“Sofia Khan is just married. But no-one told her life was going to be this way . . .
Her living situation is in dire straits, her husband Conall is distant, and his annoyingly attractive colleague is ringing all sorts of alarm bells.
When her mother forces them into a belated wedding ceremony (elopement: you can run, but you can’t hide), Sofia wonders if it might be a chance to bring them together. But when it forces Conall to confess his darkest secret, it might just tear them apart.
A book to make you smile, laugh and cry, this is the story of a mixed-race marriage and a mixed-up family, for anyone who’s ever struggled to balance their pride with their principles, or stuck around to try to mend a broken heart.”
First of all, when purchasing this book, I didn’t realise that it was the second book however I went ahead and read it anyway and didn’t feel like I was missing that much from not reading the first book. The first book appears to be about how Sofia meets her partner and trying to navigate her way through the Muslim dating scene.
One of the great things about this book is that it is an own voices novel; Ayisha Malik herself is a British Muslim living in London and said that she has drawn on some of her own experiences within this novel.
I struggled with this to start with; it’s told in a chatty diary style fashion which made it easier to read but I felt like it was a bit more difficult to get the detail in the story which you needed and I just didn’t feel hooked. It seemed to have an overall ‘glum’ feeling throughout the book whilst also trying to include the comedy in it and it just felt a bit, wrong? The overall ending also didn’t feel too happy despite it meant to be a happy ending.
I really enjoyed the way that the book incorporated current world events such as the bombing’s which are set in Pakistan and the questions that Sofia gets asked in her interviews in the book for the release of Sofia’s book. It was interesting to see these events played out in the book and I felt they made me think a lot more about the events in real-life which is also a plus.
I’m struggling to give many points on this book – it didn’t really have anything wrong with the book but nothing stood out to me an made this all that memorable and whilst it’s great that this is a Muslim own voices novel.

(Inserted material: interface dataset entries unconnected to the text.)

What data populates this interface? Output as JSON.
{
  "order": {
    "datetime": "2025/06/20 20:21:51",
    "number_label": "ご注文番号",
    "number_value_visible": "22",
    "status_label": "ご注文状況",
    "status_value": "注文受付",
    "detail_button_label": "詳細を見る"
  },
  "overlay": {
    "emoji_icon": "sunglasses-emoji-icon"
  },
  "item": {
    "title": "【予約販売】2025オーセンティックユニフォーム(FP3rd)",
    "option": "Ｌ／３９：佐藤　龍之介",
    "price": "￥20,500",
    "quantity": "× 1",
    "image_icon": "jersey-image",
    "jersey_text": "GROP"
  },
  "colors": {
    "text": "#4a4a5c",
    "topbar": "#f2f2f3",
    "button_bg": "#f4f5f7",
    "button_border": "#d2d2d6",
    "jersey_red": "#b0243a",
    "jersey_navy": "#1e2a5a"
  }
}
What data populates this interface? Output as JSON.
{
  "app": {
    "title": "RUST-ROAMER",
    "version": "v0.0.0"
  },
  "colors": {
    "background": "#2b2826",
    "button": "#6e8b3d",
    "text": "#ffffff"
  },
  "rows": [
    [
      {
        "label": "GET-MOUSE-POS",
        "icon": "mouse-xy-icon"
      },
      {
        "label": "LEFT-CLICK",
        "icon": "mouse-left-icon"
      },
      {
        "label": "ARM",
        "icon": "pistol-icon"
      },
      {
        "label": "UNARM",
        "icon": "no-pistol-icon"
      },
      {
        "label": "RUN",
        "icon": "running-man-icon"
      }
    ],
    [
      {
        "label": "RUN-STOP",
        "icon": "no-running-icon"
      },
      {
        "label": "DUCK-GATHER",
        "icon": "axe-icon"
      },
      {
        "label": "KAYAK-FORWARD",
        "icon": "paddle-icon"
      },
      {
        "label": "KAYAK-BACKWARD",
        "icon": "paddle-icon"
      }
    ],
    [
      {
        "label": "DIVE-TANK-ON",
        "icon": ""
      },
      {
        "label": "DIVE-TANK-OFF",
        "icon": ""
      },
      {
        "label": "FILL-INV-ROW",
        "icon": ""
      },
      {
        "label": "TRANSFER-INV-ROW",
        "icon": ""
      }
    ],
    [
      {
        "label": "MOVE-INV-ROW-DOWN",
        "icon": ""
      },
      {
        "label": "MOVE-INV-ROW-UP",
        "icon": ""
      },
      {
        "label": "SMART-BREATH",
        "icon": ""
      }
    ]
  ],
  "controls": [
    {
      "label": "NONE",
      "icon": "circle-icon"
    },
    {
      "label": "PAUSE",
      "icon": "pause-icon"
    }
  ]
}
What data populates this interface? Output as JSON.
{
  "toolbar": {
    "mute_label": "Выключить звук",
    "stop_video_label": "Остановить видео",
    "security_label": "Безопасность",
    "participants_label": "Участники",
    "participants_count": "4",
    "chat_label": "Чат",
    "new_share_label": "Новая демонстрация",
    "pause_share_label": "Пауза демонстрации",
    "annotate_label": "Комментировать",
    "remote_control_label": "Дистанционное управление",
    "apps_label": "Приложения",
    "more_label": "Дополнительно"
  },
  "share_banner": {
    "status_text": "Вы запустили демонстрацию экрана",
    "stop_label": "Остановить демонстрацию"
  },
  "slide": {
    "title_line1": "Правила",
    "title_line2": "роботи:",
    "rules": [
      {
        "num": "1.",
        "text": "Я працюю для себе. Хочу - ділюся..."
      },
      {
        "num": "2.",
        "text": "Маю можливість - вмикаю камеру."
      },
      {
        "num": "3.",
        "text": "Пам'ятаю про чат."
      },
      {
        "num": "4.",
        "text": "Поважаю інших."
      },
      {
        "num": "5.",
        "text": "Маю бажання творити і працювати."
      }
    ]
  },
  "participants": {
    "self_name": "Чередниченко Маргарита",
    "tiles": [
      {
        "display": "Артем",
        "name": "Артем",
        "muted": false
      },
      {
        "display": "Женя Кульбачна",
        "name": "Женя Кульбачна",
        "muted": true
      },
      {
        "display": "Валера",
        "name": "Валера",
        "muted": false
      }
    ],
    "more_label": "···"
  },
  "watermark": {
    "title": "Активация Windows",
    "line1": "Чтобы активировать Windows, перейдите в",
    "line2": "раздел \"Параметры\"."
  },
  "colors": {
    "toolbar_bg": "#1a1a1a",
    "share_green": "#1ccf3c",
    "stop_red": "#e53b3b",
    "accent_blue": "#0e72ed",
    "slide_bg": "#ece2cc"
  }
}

I can’t give a book a high rating just for that. I also don’t feel like going and picking up the first book to read and for these reasons, I only gave this three stars.